Don't know how familiar you are with Werner Herzog, my boo and the king of all cinema, but you should definitely Netflix "Aguirre, The Wrath of God" if you haven't gotten a chance to see it yet.

As for "There Will Be Blood", those last twenty minutes are gut-wrenching and hilarious at the same time, a quality only P.T. Anderson can pull off as convincingly.

Why do you think he cast Paul Dano as both Sunday brothers? At first I didn't think I would like him, considering the only other role I've seen him play was the mute kid in "Little Miss Sunshine". He turned out to be great, though, as the fake passion that turned him inside out was his ultimate burial.

It was no "Boogie Nights" or "Punch Drunk Love", but it didn't have to be. There is a reason why great directors like Anderson take years in between pictures. If they can see perfection, they can see the patience needed. I agree with you and your appraisal of the film's politics, and I might even go as far as to say the film's religious message might be, "Don't take advantage of relgiion, lest you be held accountable as a new spokesman."

Oh, and didn't Daniel Day's stache look Boratesque at points? Signing off...

Vinnie said...

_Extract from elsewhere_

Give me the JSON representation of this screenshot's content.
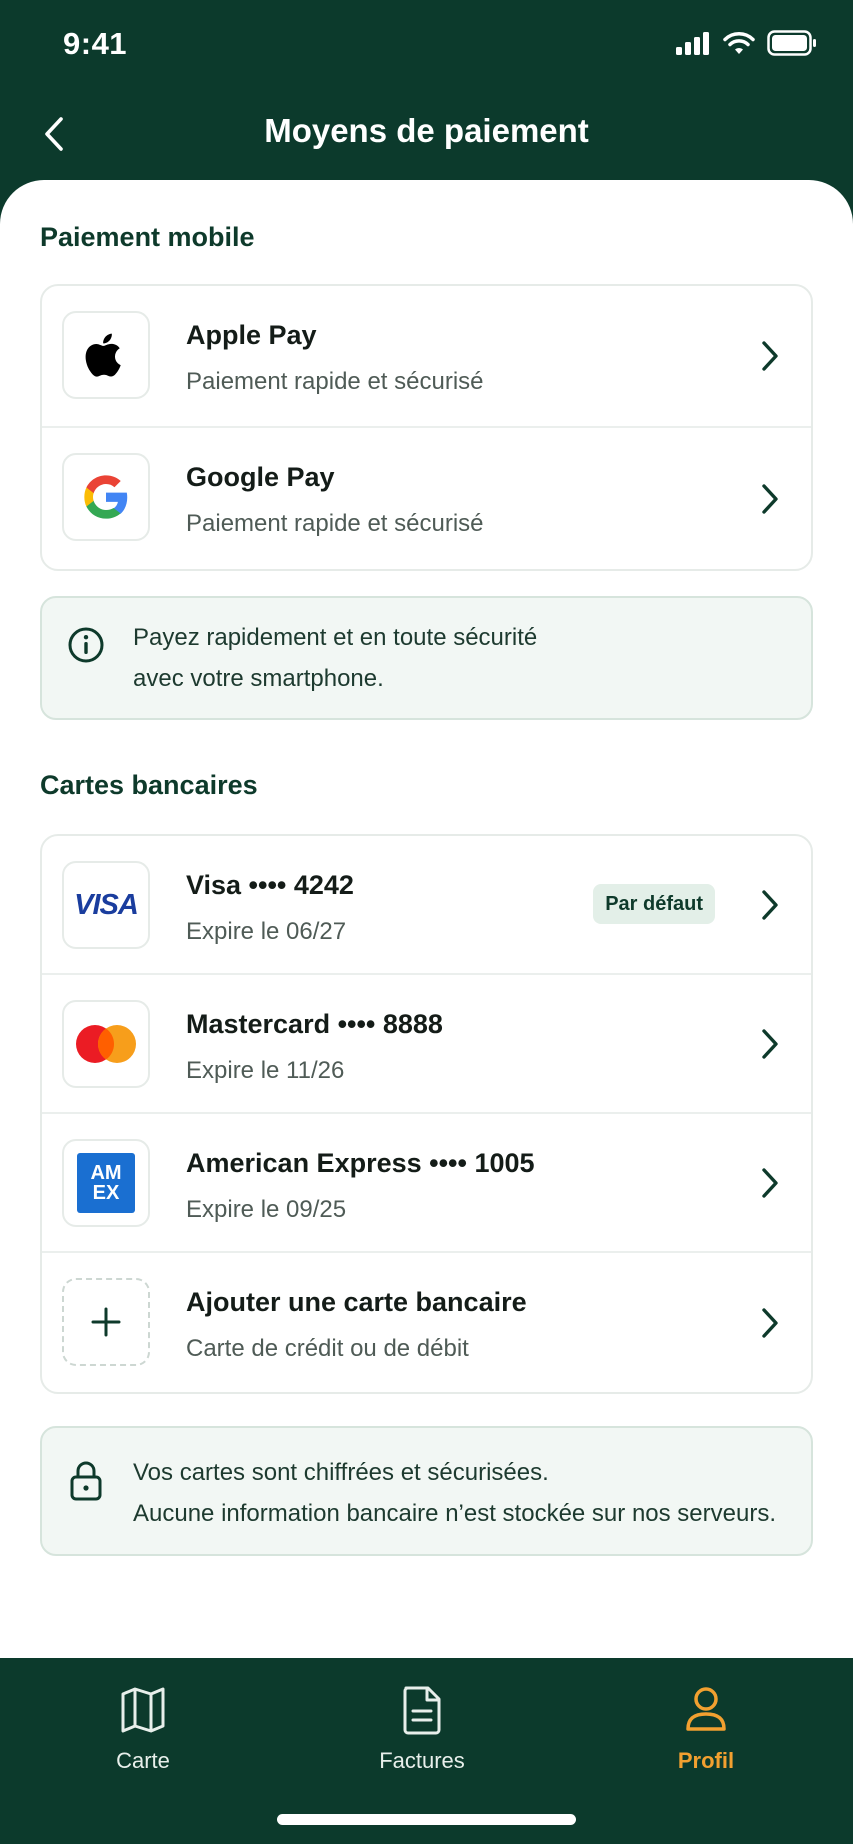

I get what you're saying about Rescue Dawn. I guess we aren't really made to believe what living in a prison camp feels like but only how it looks. And the ending, in retrospect was a little cheesy. Dieter was in the camp for roughly 5 months, but it was his patriotism and camaraderie that made him want to go back to his ship so quickly.